Child Dies From Injuries After Baseball Bat Attack

A 6-year-old child has died in Texas months after he was attacked with a baseball bat by a neighbor. Jeremy Tang Diaz suffered severe skull injuries during the attack in September when Daniel Logan allegedly broke into his home in Georgetown and assaulted him. Logan reportedly attacked his 65-year-old mother with the bat before approaching Tang Diaz.

Williamson County Sheriff Mike Gleason said there was no motive for the alleged assault and that Mr. Logan was experiencing a mental health crisis. Jeremy’s father, Arturo Diaz, said, “One day, he just snapped. He came in, and before I could disarm him, he had already hurt my son.”

The child was taken to a local hospital, where he initially showed signs of progress, but on November 14, his condition deteriorated. “He fought for over 60 days and was improving, but at the end, the odds seemed against him, and he gave up the ghost,” his father said.

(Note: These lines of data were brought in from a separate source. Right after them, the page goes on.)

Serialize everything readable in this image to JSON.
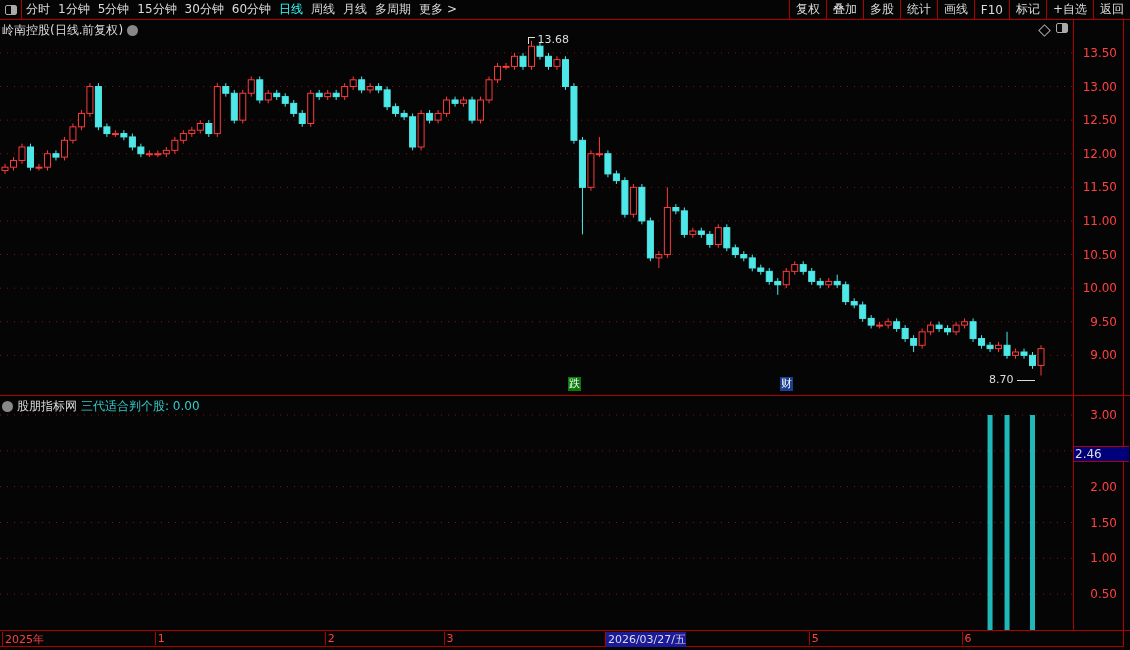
{
  "toolbar": {
    "periods": [
      {
        "label": "分时",
        "selected": false
      },
      {
        "label": "1分钟",
        "selected": false
      },
      {
        "label": "5分钟",
        "selected": false
      },
      {
        "label": "15分钟",
        "selected": false
      },
      {
        "label": "30分钟",
        "selected": false
      },
      {
        "label": "60分钟",
        "selected": false
      },
      {
        "label": "日线",
        "selected": true
      },
      {
        "label": "周线",
        "selected": false
      },
      {
        "label": "月线",
        "selected": false
      },
      {
        "label": "多周期",
        "selected": false
      }
    ],
    "more": "更多 >",
    "actions": [
      "复权",
      "叠加",
      "多股",
      "统计",
      "画线",
      "F10",
      "标记",
      "+自选",
      "返回"
    ]
  },
  "main_panel": {
    "title": "岭南控股(日线.前复权)",
    "chart_data": {
      "type": "candlestick",
      "grid": true,
      "ylim": [
        8.41,
        13.99
      ],
      "yticks": [
        {
          "value": 9,
          "label": "9.00"
        },
        {
          "value": 9.5,
          "label": "9.50"
        },
        {
          "value": 10,
          "label": "10.00"
        },
        {
          "value": 10.5,
          "label": "10.50"
        },
        {
          "value": 11,
          "label": "11.00"
        },
        {
          "value": 11.5,
          "label": "11.50"
        },
        {
          "value": 12,
          "label": "12.00"
        },
        {
          "value": 12.5,
          "label": "12.50"
        },
        {
          "value": 13,
          "label": "13.00"
        },
        {
          "value": 13.5,
          "label": "13.50"
        }
      ],
      "categories": [
        null,
        null,
        null,
        null,
        null,
        null,
        null,
        null,
        null,
        null,
        null,
        null,
        null,
        null,
        null,
        null,
        null,
        null,
        null,
        null,
        null,
        null,
        null,
        null,
        null,
        null,
        null,
        null,
        null,
        null,
        null,
        null,
        null,
        null,
        null,
        null,
        null,
        null,
        null,
        null,
        null,
        null,
        null,
        null,
        null,
        null,
        null,
        null,
        null,
        null,
        null,
        null,
        null,
        null,
        null,
        null,
        null,
        null,
        null,
        null,
        null,
        null,
        null,
        null,
        null,
        null,
        null,
        null,
        null,
        null,
        null,
        null,
        null,
        null,
        null,
        null,
        null,
        null,
        null,
        null,
        null,
        null,
        null,
        null,
        null,
        null,
        null,
        null,
        null,
        null,
        null,
        null,
        null,
        null,
        null,
        null,
        null,
        null,
        null,
        null,
        null,
        null,
        null,
        null,
        null,
        null,
        null,
        null,
        null,
        null,
        null,
        null,
        null,
        null,
        null,
        null,
        null,
        null,
        null,
        null,
        null,
        null,
        null
      ],
      "ohlc": [
        [
          11.75,
          11.85,
          11.7,
          11.8
        ],
        [
          11.8,
          11.95,
          11.75,
          11.9
        ],
        [
          11.9,
          12.15,
          11.85,
          12.1
        ],
        [
          12.1,
          12.15,
          11.75,
          11.8
        ],
        [
          11.8,
          11.85,
          11.75,
          11.8
        ],
        [
          11.8,
          12.05,
          11.75,
          12.0
        ],
        [
          12.0,
          12.05,
          11.9,
          11.95
        ],
        [
          11.95,
          12.25,
          11.9,
          12.2
        ],
        [
          12.2,
          12.45,
          12.15,
          12.4
        ],
        [
          12.4,
          12.65,
          12.35,
          12.6
        ],
        [
          12.6,
          13.05,
          12.55,
          13.0
        ],
        [
          13.0,
          13.05,
          12.35,
          12.4
        ],
        [
          12.4,
          12.45,
          12.25,
          12.3
        ],
        [
          12.3,
          12.35,
          12.25,
          12.3
        ],
        [
          12.3,
          12.35,
          12.2,
          12.25
        ],
        [
          12.25,
          12.3,
          12.05,
          12.1
        ],
        [
          12.1,
          12.15,
          11.95,
          12.0
        ],
        [
          12.0,
          12.05,
          11.95,
          12.0
        ],
        [
          12.0,
          12.05,
          11.95,
          12.0
        ],
        [
          12.0,
          12.1,
          11.95,
          12.05
        ],
        [
          12.05,
          12.25,
          12.0,
          12.2
        ],
        [
          12.2,
          12.35,
          12.15,
          12.3
        ],
        [
          12.3,
          12.4,
          12.25,
          12.35
        ],
        [
          12.35,
          12.5,
          12.3,
          12.45
        ],
        [
          12.45,
          12.5,
          12.25,
          12.3
        ],
        [
          12.3,
          13.05,
          12.25,
          13.0
        ],
        [
          13.0,
          13.05,
          12.85,
          12.9
        ],
        [
          12.9,
          12.95,
          12.45,
          12.5
        ],
        [
          12.5,
          12.95,
          12.45,
          12.9
        ],
        [
          12.9,
          13.15,
          12.85,
          13.1
        ],
        [
          13.1,
          13.15,
          12.75,
          12.8
        ],
        [
          12.8,
          12.95,
          12.75,
          12.9
        ],
        [
          12.9,
          12.95,
          12.8,
          12.85
        ],
        [
          12.85,
          12.9,
          12.7,
          12.75
        ],
        [
          12.75,
          12.8,
          12.55,
          12.6
        ],
        [
          12.6,
          12.65,
          12.4,
          12.45
        ],
        [
          12.45,
          12.95,
          12.4,
          12.9
        ],
        [
          12.9,
          12.95,
          12.8,
          12.85
        ],
        [
          12.85,
          12.95,
          12.8,
          12.9
        ],
        [
          12.9,
          12.95,
          12.8,
          12.85
        ],
        [
          12.85,
          13.05,
          12.8,
          13.0
        ],
        [
          13.0,
          13.15,
          12.95,
          13.1
        ],
        [
          13.1,
          13.15,
          12.9,
          12.95
        ],
        [
          12.95,
          13.05,
          12.9,
          13.0
        ],
        [
          13.0,
          13.05,
          12.9,
          12.95
        ],
        [
          12.95,
          13.0,
          12.65,
          12.7
        ],
        [
          12.7,
          12.75,
          12.55,
          12.6
        ],
        [
          12.6,
          12.65,
          12.5,
          12.55
        ],
        [
          12.55,
          12.6,
          12.05,
          12.1
        ],
        [
          12.1,
          12.65,
          12.05,
          12.6
        ],
        [
          12.6,
          12.65,
          12.45,
          12.5
        ],
        [
          12.5,
          12.65,
          12.45,
          12.6
        ],
        [
          12.6,
          12.85,
          12.55,
          12.8
        ],
        [
          12.8,
          12.85,
          12.7,
          12.75
        ],
        [
          12.75,
          12.85,
          12.7,
          12.8
        ],
        [
          12.8,
          12.85,
          12.45,
          12.5
        ],
        [
          12.5,
          12.85,
          12.45,
          12.8
        ],
        [
          12.8,
          13.15,
          12.75,
          13.1
        ],
        [
          13.1,
          13.35,
          13.05,
          13.3
        ],
        [
          13.3,
          13.35,
          13.25,
          13.3
        ],
        [
          13.3,
          13.5,
          13.25,
          13.45
        ],
        [
          13.45,
          13.5,
          13.25,
          13.3
        ],
        [
          13.3,
          13.68,
          13.25,
          13.6
        ],
        [
          13.6,
          13.65,
          13.4,
          13.45
        ],
        [
          13.45,
          13.5,
          13.25,
          13.3
        ],
        [
          13.3,
          13.45,
          13.25,
          13.4
        ],
        [
          13.4,
          13.45,
          12.95,
          13.0
        ],
        [
          13.0,
          13.05,
          12.15,
          12.2
        ],
        [
          12.2,
          12.25,
          10.8,
          11.5
        ],
        [
          11.5,
          12.05,
          11.45,
          12.0
        ],
        [
          12.0,
          12.25,
          11.95,
          12.0
        ],
        [
          12.0,
          12.05,
          11.65,
          11.7
        ],
        [
          11.7,
          11.75,
          11.55,
          11.6
        ],
        [
          11.6,
          11.65,
          11.05,
          11.1
        ],
        [
          11.1,
          11.55,
          11.05,
          11.5
        ],
        [
          11.5,
          11.55,
          10.95,
          11.0
        ],
        [
          11.0,
          11.05,
          10.4,
          10.45
        ],
        [
          10.45,
          10.55,
          10.3,
          10.5
        ],
        [
          10.5,
          11.5,
          10.45,
          11.2
        ],
        [
          11.2,
          11.25,
          11.1,
          11.15
        ],
        [
          11.15,
          11.2,
          10.75,
          10.8
        ],
        [
          10.8,
          10.9,
          10.75,
          10.85
        ],
        [
          10.85,
          10.9,
          10.75,
          10.8
        ],
        [
          10.8,
          10.85,
          10.6,
          10.65
        ],
        [
          10.65,
          10.95,
          10.6,
          10.9
        ],
        [
          10.9,
          10.95,
          10.55,
          10.6
        ],
        [
          10.6,
          10.65,
          10.45,
          10.5
        ],
        [
          10.5,
          10.55,
          10.4,
          10.45
        ],
        [
          10.45,
          10.5,
          10.25,
          10.3
        ],
        [
          10.3,
          10.35,
          10.2,
          10.25
        ],
        [
          10.25,
          10.3,
          10.05,
          10.1
        ],
        [
          10.1,
          10.15,
          9.9,
          10.05
        ],
        [
          10.05,
          10.3,
          10.0,
          10.25
        ],
        [
          10.25,
          10.4,
          10.2,
          10.35
        ],
        [
          10.35,
          10.4,
          10.2,
          10.25
        ],
        [
          10.25,
          10.3,
          10.05,
          10.1
        ],
        [
          10.1,
          10.15,
          10.0,
          10.05
        ],
        [
          10.05,
          10.15,
          10.0,
          10.1
        ],
        [
          10.1,
          10.2,
          10.0,
          10.05
        ],
        [
          10.05,
          10.1,
          9.75,
          9.8
        ],
        [
          9.8,
          9.85,
          9.7,
          9.75
        ],
        [
          9.75,
          9.8,
          9.5,
          9.55
        ],
        [
          9.55,
          9.6,
          9.4,
          9.45
        ],
        [
          9.45,
          9.5,
          9.4,
          9.45
        ],
        [
          9.45,
          9.55,
          9.4,
          9.5
        ],
        [
          9.5,
          9.55,
          9.35,
          9.4
        ],
        [
          9.4,
          9.45,
          9.2,
          9.25
        ],
        [
          9.25,
          9.3,
          9.05,
          9.15
        ],
        [
          9.15,
          9.4,
          9.1,
          9.35
        ],
        [
          9.35,
          9.5,
          9.3,
          9.45
        ],
        [
          9.45,
          9.5,
          9.35,
          9.4
        ],
        [
          9.4,
          9.45,
          9.3,
          9.35
        ],
        [
          9.35,
          9.5,
          9.3,
          9.45
        ],
        [
          9.45,
          9.55,
          9.4,
          9.5
        ],
        [
          9.5,
          9.55,
          9.2,
          9.25
        ],
        [
          9.25,
          9.3,
          9.1,
          9.15
        ],
        [
          9.15,
          9.2,
          9.05,
          9.1
        ],
        [
          9.1,
          9.2,
          9.05,
          9.15
        ],
        [
          9.15,
          9.35,
          8.95,
          9.0
        ],
        [
          9.0,
          9.1,
          8.95,
          9.05
        ],
        [
          9.05,
          9.1,
          8.95,
          9.0
        ],
        [
          9.0,
          9.05,
          8.8,
          8.85
        ],
        [
          8.85,
          9.15,
          8.7,
          9.1
        ]
      ],
      "annotations": [
        "13.68",
        "8.70"
      ]
    },
    "events": [
      {
        "label": "跌",
        "color": "#0a7a0a"
      },
      {
        "label": "财",
        "color": "#1a3f8f"
      }
    ]
  },
  "indicator_panel": {
    "source": "股朋指标网",
    "formula": "三代适合判个股: 0.00",
    "cursor_value": "2.46",
    "chart_data": {
      "type": "bar",
      "grid": true,
      "ylim": [
        0,
        3
      ],
      "categories": [
        null,
        null,
        null,
        null,
        null,
        null,
        null,
        null,
        null,
        null,
        null,
        null,
        null,
        null,
        null,
        null,
        null,
        null,
        null,
        null,
        null,
        null,
        null,
        null,
        null,
        null,
        null,
        null,
        null,
        null,
        null,
        null,
        null,
        null,
        null,
        null,
        null,
        null,
        null,
        null,
        null,
        null,
        null,
        null,
        null,
        null,
        null,
        null,
        null,
        null,
        null,
        null,
        null,
        null,
        null,
        null,
        null,
        null,
        null,
        null,
        null,
        null,
        null,
        null,
        null,
        null,
        null,
        null,
        null,
        null,
        null,
        null,
        null,
        null,
        null,
        null,
        null,
        null,
        null,
        null,
        null,
        null,
        null,
        null,
        null,
        null,
        null,
        null,
        null,
        null,
        null,
        null,
        null,
        null,
        null,
        null,
        null,
        null,
        null,
        null,
        null,
        null,
        null,
        null,
        null,
        null,
        null,
        null,
        null,
        null,
        null,
        null,
        null,
        null,
        null,
        null,
        null,
        null,
        null,
        null,
        null,
        null,
        null
      ],
      "values": [
        null,
        null,
        null,
        null,
        null,
        null,
        null,
        null,
        null,
        null,
        null,
        null,
        null,
        null,
        null,
        null,
        null,
        null,
        null,
        null,
        null,
        null,
        null,
        null,
        null,
        null,
        null,
        null,
        null,
        null,
        null,
        null,
        null,
        null,
        null,
        null,
        null,
        null,
        null,
        null,
        null,
        null,
        null,
        null,
        null,
        null,
        null,
        null,
        null,
        null,
        null,
        null,
        null,
        null,
        null,
        null,
        null,
        null,
        null,
        null,
        null,
        null,
        null,
        null,
        null,
        null,
        null,
        null,
        null,
        null,
        null,
        null,
        null,
        null,
        null,
        null,
        null,
        null,
        null,
        null,
        null,
        null,
        null,
        null,
        null,
        null,
        null,
        null,
        null,
        null,
        null,
        null,
        null,
        null,
        null,
        null,
        null,
        null,
        null,
        null,
        null,
        null,
        null,
        null,
        null,
        null,
        null,
        null,
        null,
        null,
        null,
        null,
        null,
        null,
        null,
        null,
        3,
        null,
        3,
        null,
        null,
        3,
        null
      ],
      "yticks": [
        {
          "value": 0.5,
          "label": "0.50"
        },
        {
          "value": 1,
          "label": "1.00"
        },
        {
          "value": 1.5,
          "label": "1.50"
        },
        {
          "value": 2,
          "label": "2.00"
        },
        {
          "value": 3,
          "label": "3.00"
        }
      ]
    }
  },
  "date_axis": {
    "labels": [
      "2025年",
      "1",
      "2",
      "3",
      "5",
      "6"
    ],
    "cursor_date": "2026/03/27/五"
  }
}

After the attack, police arrested Logan and charged him with felony aggravated assault and intentionally causing serious bodily injury to a child, but he was found incompetent to stand trial on October 5.

People deemed incompetent to stand trial are considered incapable of assisting in their own defense due to mental impairment. According to the Department of Justice, “between 25,000 and 39,000 competency evaluations are conducted in the United States annually.” This amounts to between 2% and 8% of cases.

To be considered competent, a defendant must understand the charges against them and what the charges relate to. The Justice Department states that it must be demonstrated that a disturbance in an individual defendant is so great, “in light of existing evidence, and anticipating the substantial effort of a particular attorney,” that it results in the defendant being unable to rationally assist his or her attorney.

No specific information about Mr. Logan’s mental health has yet been made public, but attorneys are due to discuss his psychological fitness in late November.